Ay, my lord; even so As it is here set down.
Leon. There is no truth at all i' the oracle:
Enter a Servant, hastily.
What is the business? Serv. O sir, I shall be hated to report it: The prince your son, with mere conceit and fear Of the queen's speed, is gone. Leon.
How! gone? Seru,
Is dead. Leon. Apollo 's angry; and the heavens themselves Do strike at my injustice. (HER. faints] How now there?
Paul. This news is mortal to the queen:-Look down, And see what death is doing.
8 Hermione is chaste, &c.] This is almost literally from Lodge's [Greene's] novel:
« The Oracle. Suspicion is no proofe ; jealousie is an unequal judge; Bella. ria is chaste; Egisthus blameless; Franion a true subject; Pandosto treacherous; his babe innocent; and the king shall dye without an heire, if that which is lost be not found." Malone.
9 of the queen's speed,] Of the event of the queen's trial: so we still say, he sped well or ill. Johnson.
Take her hence :
[Exeunt Paul, and Ladies, with HER.
! But that the good mind of Camillo tardied
My swift command,] Here likewise our author has closely followed Greene: “- promising not only to shew himself a loyal and a loving husband; but also to reconcile himselfe to Egisthus and Franion; revealing then before them all the cause of their secret flight, and how treacherously he thought to have practised his death, if that the good mind of his cup-bearer had not prevent. ed his purpose.” Malone.
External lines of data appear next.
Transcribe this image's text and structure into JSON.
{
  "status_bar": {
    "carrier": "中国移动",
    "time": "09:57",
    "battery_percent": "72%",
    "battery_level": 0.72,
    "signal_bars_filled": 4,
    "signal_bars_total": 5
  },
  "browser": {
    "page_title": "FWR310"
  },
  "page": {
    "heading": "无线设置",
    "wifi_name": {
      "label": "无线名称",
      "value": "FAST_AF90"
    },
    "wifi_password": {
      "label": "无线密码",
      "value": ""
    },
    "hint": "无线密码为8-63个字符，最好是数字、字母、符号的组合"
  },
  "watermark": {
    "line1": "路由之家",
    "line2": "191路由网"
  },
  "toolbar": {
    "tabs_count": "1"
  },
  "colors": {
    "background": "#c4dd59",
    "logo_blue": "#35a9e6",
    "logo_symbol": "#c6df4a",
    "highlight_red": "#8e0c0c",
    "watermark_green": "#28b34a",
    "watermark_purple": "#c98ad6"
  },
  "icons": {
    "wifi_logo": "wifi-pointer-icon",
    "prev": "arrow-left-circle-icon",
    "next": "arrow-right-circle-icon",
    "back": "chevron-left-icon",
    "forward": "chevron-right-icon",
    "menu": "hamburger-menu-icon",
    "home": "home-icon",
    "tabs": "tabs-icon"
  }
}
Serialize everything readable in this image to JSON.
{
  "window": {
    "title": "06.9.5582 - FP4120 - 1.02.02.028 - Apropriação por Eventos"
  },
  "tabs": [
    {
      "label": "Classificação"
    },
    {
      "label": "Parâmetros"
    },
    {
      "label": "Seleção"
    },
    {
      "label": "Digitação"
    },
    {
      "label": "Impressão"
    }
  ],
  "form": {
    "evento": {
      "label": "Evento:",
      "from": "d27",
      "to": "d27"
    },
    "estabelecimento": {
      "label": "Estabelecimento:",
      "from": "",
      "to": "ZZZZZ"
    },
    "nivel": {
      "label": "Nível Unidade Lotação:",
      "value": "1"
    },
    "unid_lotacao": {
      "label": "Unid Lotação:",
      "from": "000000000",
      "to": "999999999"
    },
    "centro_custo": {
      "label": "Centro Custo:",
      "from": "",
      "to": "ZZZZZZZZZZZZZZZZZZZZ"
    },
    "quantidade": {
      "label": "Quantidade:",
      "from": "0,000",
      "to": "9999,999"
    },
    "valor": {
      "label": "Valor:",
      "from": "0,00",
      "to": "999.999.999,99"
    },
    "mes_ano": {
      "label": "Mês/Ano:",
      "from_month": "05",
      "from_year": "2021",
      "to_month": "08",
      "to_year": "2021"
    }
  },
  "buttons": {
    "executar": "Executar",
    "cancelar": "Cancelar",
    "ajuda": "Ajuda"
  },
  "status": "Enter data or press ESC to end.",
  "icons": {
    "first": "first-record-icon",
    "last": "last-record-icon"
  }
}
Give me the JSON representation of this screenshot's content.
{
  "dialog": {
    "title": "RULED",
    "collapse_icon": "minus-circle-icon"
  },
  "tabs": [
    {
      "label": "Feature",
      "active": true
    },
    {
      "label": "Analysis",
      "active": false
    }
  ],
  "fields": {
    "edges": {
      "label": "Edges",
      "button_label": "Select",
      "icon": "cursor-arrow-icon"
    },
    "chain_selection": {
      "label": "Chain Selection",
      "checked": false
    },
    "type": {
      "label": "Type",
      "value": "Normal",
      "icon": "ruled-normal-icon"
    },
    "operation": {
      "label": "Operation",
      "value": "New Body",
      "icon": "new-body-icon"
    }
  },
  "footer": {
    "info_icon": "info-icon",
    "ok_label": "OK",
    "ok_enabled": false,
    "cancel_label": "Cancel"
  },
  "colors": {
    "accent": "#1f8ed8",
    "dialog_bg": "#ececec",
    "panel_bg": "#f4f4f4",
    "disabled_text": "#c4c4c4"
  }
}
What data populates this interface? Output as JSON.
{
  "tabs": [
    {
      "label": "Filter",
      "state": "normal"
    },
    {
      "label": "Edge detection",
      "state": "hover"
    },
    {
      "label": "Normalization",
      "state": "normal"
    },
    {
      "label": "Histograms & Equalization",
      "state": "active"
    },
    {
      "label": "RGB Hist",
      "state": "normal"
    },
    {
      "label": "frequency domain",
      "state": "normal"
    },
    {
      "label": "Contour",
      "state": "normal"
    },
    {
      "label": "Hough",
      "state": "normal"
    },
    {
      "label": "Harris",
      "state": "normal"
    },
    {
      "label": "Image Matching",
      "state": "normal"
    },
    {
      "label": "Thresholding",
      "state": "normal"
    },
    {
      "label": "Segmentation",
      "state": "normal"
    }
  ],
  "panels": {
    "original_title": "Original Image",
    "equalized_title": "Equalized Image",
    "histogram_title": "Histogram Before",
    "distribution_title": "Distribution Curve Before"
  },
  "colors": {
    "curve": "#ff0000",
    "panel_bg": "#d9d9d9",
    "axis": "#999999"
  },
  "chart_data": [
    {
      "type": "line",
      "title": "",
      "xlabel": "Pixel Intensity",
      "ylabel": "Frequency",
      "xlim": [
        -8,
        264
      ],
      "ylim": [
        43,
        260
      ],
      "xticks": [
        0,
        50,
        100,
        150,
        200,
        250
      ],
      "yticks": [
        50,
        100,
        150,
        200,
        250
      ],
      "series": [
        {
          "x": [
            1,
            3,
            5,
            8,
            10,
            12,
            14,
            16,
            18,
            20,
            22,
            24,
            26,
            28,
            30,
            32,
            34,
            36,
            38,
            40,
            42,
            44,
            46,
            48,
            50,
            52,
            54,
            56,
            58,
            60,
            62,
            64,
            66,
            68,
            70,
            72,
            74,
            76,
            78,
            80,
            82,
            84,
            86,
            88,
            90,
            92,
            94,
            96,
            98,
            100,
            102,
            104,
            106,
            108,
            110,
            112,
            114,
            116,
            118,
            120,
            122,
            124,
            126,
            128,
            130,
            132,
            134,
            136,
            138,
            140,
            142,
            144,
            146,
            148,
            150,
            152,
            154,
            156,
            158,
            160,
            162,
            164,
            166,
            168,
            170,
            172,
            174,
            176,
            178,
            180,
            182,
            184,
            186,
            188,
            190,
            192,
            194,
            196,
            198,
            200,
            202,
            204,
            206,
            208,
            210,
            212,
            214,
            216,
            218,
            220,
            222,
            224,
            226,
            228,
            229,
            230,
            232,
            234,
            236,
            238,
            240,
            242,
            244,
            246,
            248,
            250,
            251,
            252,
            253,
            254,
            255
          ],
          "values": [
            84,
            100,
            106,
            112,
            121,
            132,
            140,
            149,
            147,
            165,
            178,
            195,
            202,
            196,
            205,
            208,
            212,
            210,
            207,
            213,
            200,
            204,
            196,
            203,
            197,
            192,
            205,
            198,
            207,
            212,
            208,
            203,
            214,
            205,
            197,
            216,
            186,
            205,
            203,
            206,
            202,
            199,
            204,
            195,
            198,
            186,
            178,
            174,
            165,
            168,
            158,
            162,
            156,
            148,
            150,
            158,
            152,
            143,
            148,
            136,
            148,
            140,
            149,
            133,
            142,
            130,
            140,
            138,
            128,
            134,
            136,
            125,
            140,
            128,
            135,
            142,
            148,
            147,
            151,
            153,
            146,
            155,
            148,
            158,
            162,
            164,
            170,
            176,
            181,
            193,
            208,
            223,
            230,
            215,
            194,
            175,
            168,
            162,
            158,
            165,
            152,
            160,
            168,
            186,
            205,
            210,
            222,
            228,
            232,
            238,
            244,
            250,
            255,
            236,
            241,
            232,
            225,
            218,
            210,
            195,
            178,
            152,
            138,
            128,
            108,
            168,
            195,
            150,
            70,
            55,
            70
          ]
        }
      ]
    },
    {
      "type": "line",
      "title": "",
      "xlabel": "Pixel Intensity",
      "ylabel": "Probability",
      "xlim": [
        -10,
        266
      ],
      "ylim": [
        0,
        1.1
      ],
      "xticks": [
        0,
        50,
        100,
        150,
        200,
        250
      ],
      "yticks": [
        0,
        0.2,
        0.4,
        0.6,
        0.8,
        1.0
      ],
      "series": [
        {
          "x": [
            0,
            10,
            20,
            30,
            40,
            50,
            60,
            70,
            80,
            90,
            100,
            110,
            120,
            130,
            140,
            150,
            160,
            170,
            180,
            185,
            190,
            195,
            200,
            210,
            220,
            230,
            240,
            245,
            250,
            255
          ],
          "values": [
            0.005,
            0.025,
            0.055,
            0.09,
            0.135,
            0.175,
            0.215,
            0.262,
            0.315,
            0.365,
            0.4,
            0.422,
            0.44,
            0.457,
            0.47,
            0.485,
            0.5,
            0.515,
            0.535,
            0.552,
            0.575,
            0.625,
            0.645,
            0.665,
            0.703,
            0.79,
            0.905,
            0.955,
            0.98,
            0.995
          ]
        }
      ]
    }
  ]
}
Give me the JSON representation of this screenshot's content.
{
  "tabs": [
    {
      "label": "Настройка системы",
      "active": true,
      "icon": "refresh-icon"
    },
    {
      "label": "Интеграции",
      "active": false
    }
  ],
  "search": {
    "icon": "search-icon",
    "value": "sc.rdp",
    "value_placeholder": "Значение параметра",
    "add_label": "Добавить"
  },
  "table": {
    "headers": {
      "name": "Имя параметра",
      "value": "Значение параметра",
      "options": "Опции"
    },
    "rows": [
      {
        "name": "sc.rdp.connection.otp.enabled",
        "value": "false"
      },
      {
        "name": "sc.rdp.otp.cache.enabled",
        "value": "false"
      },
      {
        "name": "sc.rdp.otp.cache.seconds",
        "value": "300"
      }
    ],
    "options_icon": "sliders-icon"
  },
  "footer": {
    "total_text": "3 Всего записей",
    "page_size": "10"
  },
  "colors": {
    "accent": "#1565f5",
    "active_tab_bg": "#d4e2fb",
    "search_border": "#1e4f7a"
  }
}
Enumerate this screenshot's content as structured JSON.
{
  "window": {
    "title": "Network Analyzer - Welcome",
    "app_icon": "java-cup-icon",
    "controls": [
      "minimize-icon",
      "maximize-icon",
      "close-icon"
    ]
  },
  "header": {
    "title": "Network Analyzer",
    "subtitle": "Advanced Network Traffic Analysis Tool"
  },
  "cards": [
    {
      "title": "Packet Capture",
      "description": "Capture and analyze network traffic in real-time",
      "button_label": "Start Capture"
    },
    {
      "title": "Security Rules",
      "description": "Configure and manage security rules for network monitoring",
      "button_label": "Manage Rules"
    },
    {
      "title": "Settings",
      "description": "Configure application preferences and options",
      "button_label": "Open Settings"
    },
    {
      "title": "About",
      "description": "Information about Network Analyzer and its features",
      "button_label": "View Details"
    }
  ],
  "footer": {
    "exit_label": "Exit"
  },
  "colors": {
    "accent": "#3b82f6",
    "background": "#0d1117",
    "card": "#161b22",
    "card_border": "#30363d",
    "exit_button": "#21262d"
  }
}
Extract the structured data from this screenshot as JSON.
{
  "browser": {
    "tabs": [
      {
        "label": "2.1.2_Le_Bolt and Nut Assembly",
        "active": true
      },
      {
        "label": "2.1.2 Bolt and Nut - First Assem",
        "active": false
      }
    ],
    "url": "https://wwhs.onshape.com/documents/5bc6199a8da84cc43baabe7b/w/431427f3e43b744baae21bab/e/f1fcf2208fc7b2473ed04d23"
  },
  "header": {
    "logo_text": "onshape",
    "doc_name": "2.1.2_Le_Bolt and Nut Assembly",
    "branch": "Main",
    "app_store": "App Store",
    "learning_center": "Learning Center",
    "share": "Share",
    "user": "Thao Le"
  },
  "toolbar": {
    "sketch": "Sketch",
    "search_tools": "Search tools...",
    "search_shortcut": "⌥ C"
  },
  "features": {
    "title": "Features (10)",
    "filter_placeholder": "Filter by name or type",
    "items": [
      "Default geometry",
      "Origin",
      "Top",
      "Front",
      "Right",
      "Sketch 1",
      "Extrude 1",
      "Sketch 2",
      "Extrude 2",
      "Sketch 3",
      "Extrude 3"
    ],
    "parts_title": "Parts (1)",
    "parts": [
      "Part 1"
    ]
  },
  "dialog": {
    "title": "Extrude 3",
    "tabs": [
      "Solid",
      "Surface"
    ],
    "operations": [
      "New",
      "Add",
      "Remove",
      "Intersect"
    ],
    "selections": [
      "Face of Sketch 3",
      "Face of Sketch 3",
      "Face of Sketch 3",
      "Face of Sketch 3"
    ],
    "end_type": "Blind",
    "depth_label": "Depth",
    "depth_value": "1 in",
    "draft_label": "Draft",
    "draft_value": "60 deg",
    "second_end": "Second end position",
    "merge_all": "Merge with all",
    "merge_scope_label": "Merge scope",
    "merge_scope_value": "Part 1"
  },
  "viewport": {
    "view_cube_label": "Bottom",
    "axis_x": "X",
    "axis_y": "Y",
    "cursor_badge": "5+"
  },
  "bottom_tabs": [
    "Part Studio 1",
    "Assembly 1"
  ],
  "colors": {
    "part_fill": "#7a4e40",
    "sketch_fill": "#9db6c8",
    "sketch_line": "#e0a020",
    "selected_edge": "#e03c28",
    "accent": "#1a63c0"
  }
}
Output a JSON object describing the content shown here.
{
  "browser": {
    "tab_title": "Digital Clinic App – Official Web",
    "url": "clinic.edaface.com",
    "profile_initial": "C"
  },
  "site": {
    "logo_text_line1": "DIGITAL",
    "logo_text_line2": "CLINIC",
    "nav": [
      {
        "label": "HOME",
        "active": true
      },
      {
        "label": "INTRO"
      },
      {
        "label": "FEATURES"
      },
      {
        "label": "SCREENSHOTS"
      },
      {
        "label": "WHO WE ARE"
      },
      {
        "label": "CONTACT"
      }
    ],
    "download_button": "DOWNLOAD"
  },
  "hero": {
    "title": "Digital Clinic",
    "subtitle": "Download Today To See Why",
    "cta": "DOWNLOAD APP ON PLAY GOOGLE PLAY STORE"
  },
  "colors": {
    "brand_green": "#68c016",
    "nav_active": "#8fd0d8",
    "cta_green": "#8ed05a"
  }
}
and to the certain hazard Of all incertainties himself commended,} In the original copy some word probably of two syllables, was inadvertently omitted in the first of these lines. I believe the word omitted was either doubtful, or fearful. The editor of the second folio endeavoured to cure the defect by reading—the certain hazard; the most impro. per word that could have been chosen. How little attention the alterations made in that copy are entitled to, has been shown in my Preface. Commended is committed. See p. 219. Malone.
I am of a contrary opinion, and therefore retain the emendation of the second folio.
Certain hazard, &c. is quite in our author's manner. So, in The Comedy of Errors, Act II, sc. ji:
“ Until I know this sure uncertainty.” Steevens.
Thorough my rust! and how his piety
Woe the while!
I Lord. What fit is this, good lady?
Paul. What studied torments, tyrant, hast for me? What wheels? racks? fires? What flaying? boiling, In leads, or oils? what old, or newer torture Must I receive; whose every word deserves To taste of thy most worst? Thy tyranny Together working with thy jealousies, Fancies too weak for boys, too green and idle For girls of nine!-0, think, what they have done, And then run mad, indeed; stark mad! for all Thy by-gone fooleries were but spices of it. That thou betray'dst Polixenes, 'twas nothing; That did but show thee, of a fool, inconstant, And damnable ungrateful:* nor was 't much,
3 Does my deeds make the blacker!] This vehement retraction of Leontes, accompanied with the confession of more crimes than he was suspected of, is agreeable to our daily experience of the vicissitudes of violent tempers, and the eruptions of minds oppressed with guilt. Johnson. 4 That thou betray'dst Polixenes, 'twas nothing;
That did but show thee, of a fool, inconstant,
And damnable ungrateful:) I have ventured at a slight altera. tion here, against the authority of all the copies, and for fool read -soul. It is certainly too gross and blunt in Paulina, though sbe might impeach the King of foolcrics in some of his past actions and conduct, to call him downright a fool. And it is much more pardonable in her to arraign his morals, and the qualities of his mind, than rudely to call him idiot to his face. Theobald. - show thee, of a fool,] So all the copies. We should read:
show thee off, a fool, i. e. represent thee in thy true colours; a fool, an inconstant, &c.
Warburton. Poor Mr. Theobald's courtly remark cannot be thought to de. serve much notice. Dr. Warburton too might have spared his sagacity, if he had remembered that the present reading, by a mode of speech anciently much used, means only, It showed the first a fool, then inconstant and ungrateful. Johnson,
Damnable is bere used adverbially. Malone,